But even assuming unfettered mobile rights, there are still unknowns around users’ interest in consuming a 3-hour plus game on a mobile phone, especially if it’s a blowout. Add to this mobile data caps and expensive plans that inhibit long-form viewing on mobile devices absent WiFi and it’s even murkier how intensively the TNF games will be watched. This is one reason I thought Verizon had an edge - by controlling its own mobile network, it could have carved out game viewing from data usage (as long as the FCC didn’t cry foul).
It’s important to keep in mind that Twitter will actually be the fourth way fans can watch the games, under the NFL’s clever “Tri-Cast” distribution approach with CBS and NBC splitting broadcasts and NFL Network simulcasting. The broadcasters can also stream the game to authenticated users giving them another outlet. So Twitter will be battling for every single viewer who may be drawn to these other options instead. Such is the power of the games that the NFL is able to sell the rights to multiple parties.
Last but not least, according to Twitter, 79% of its user base is international. There’s no doubt the NFL has an international following, but is it substantial enough to draw big numbers?
So bottom line, there are many variables for Twitter in the TNF deal. Ultimately, can the games help expand Twitter’s user base, which is the key knock on the company, or will it mainly draw existing users? Will TNF substantially expand Twitter activity around the games beyond what was already occurring? And can Twitter monetize the games to generate an ROI? (this was ultimately Yahoo’s Achilles Heel).

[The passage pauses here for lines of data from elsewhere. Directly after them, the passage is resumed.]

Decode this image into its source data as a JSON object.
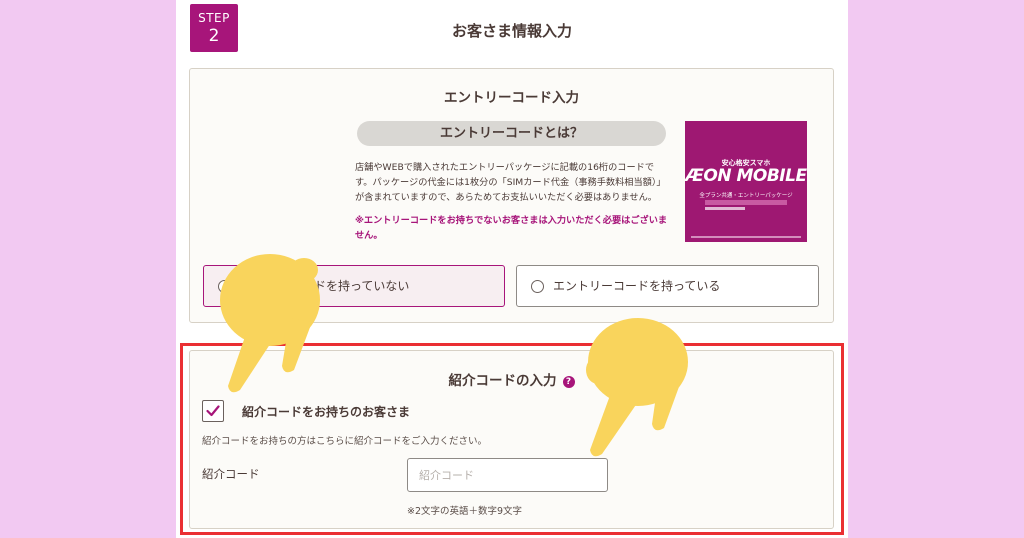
{
  "step": {
    "label": "STEP",
    "number": "2"
  },
  "page_title": "お客さま情報入力",
  "entry": {
    "title": "エントリーコード入力",
    "what_is_button": "エントリーコードとは？",
    "description": "店舗やWEBで購入されたエントリーパッケージに記載の16桁のコードです。パッケージの代金には1枚分の「SIMカード代金（事務手数料相当額）」が含まれていますので、あらためてお支払いいただく必要はありません。",
    "note": "※エントリーコードをお持ちでないお客さまは入力いただく必要はございません。",
    "package": {
      "line1": "安心格安スマホ",
      "brand": "ÆON MOBILE",
      "line3": "全プラン共通・エントリーパッケージ"
    },
    "options": [
      {
        "label": "ドを持っていない",
        "selected": true
      },
      {
        "label": "エントリーコードを持っている",
        "selected": false
      }
    ]
  },
  "referral": {
    "title": "紹介コードの入力",
    "help_icon": "?",
    "checkbox_label": "紹介コードをお持ちのお客さま",
    "checkbox_checked": true,
    "hint": "紹介コードをお持ちの方はこちらに紹介コードをご入力ください。",
    "field_label": "紹介コード",
    "placeholder": "紹介コード",
    "value": "",
    "note": "※2文字の英語＋数字9文字"
  },
  "colors": {
    "background": "#f2c9f2",
    "brand": "#a7157a",
    "highlight_frame": "#ea2f33",
    "pointing_hand": "#f9d45c"
  },
  "icons": [
    "pointing-hand-icon",
    "help-icon",
    "check-icon",
    "radio-icon"
  ]
}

Despite all of the questions, I still give Twitter credit for taking a big swing with TNF and trying to innovate with marquee live content. How it ultimately pays off is unknown, but the deal once again reflects how dynamic the online video, TV and sports industries are currently.